Output each entry verbatim.

=== Section Start ===

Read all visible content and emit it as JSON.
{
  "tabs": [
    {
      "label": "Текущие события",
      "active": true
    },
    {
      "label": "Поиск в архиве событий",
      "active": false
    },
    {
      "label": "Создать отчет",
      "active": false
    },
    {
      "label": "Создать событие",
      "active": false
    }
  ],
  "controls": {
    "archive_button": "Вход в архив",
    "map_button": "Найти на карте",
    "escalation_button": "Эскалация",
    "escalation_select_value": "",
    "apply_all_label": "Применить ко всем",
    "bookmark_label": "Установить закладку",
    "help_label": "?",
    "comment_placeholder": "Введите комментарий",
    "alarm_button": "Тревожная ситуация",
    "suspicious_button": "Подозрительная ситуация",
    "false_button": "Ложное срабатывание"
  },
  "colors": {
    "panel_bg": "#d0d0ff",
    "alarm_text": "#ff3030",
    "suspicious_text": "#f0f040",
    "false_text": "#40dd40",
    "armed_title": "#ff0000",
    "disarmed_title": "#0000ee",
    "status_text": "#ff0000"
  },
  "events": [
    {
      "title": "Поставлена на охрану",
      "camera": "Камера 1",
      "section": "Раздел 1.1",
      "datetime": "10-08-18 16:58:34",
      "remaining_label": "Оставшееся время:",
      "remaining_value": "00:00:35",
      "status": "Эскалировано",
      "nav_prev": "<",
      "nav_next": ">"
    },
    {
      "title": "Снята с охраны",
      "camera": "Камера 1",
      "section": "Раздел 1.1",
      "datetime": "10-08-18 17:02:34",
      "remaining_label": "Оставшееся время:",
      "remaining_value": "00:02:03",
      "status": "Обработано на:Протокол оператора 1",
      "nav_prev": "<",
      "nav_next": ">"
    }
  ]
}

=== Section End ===

» TASK ANSWER:
Read all visible content and emit it as JSON.
{
  "tabs": [
    {
      "label": "Текущие события",
      "active": true
    },
    {
      "label": "Поиск в архиве событий",
      "active": false
    },
    {
      "label": "Создать отчет",
      "active": false
    },
    {
      "label": "Создать событие",
      "active": false
    }
  ],
  "controls": {
    "archive_button": "Вход в архив",
    "map_button": "Найти на карте",
    "escalation_button": "Эскалация",
    "escalation_select_value": "",
    "apply_all_label": "Применить ко всем",
    "bookmark_label": "Установить закладку",
    "help_label": "?",
    "comment_placeholder": "Введите комментарий",
    "alarm_button": "Тревожная ситуация",
    "suspicious_button": "Подозрительная ситуация",
    "false_button": "Ложное срабатывание"
  },
  "colors": {
    "panel_bg": "#d0d0ff",
    "alarm_text": "#ff3030",
    "suspicious_text": "#f0f040",
    "false_text": "#40dd40",
    "armed_title": "#ff0000",
    "disarmed_title": "#0000ee",
    "status_text": "#ff0000"
  },
  "events": [
    {
      "title": "Поставлена на охрану",
      "camera": "Камера 1",
      "section": "Раздел 1.1",
      "datetime": "10-08-18 16:58:34",
      "remaining_label": "Оставшееся время:",
      "remaining_value": "00:00:35",
      "status": "Эскалировано",
      "nav_prev": "<",
      "nav_next": ">"
    },
    {
      "title": "Снята с охраны",
      "camera": "Камера 1",
      "section": "Раздел 1.1",
      "datetime": "10-08-18 17:02:34",
      "remaining_label": "Оставшееся время:",
      "remaining_value": "00:02:03",
      "status": "Обработано на:Протокол оператора 1",
      "nav_prev": "<",
      "nav_next": ">"
    }
  ]
}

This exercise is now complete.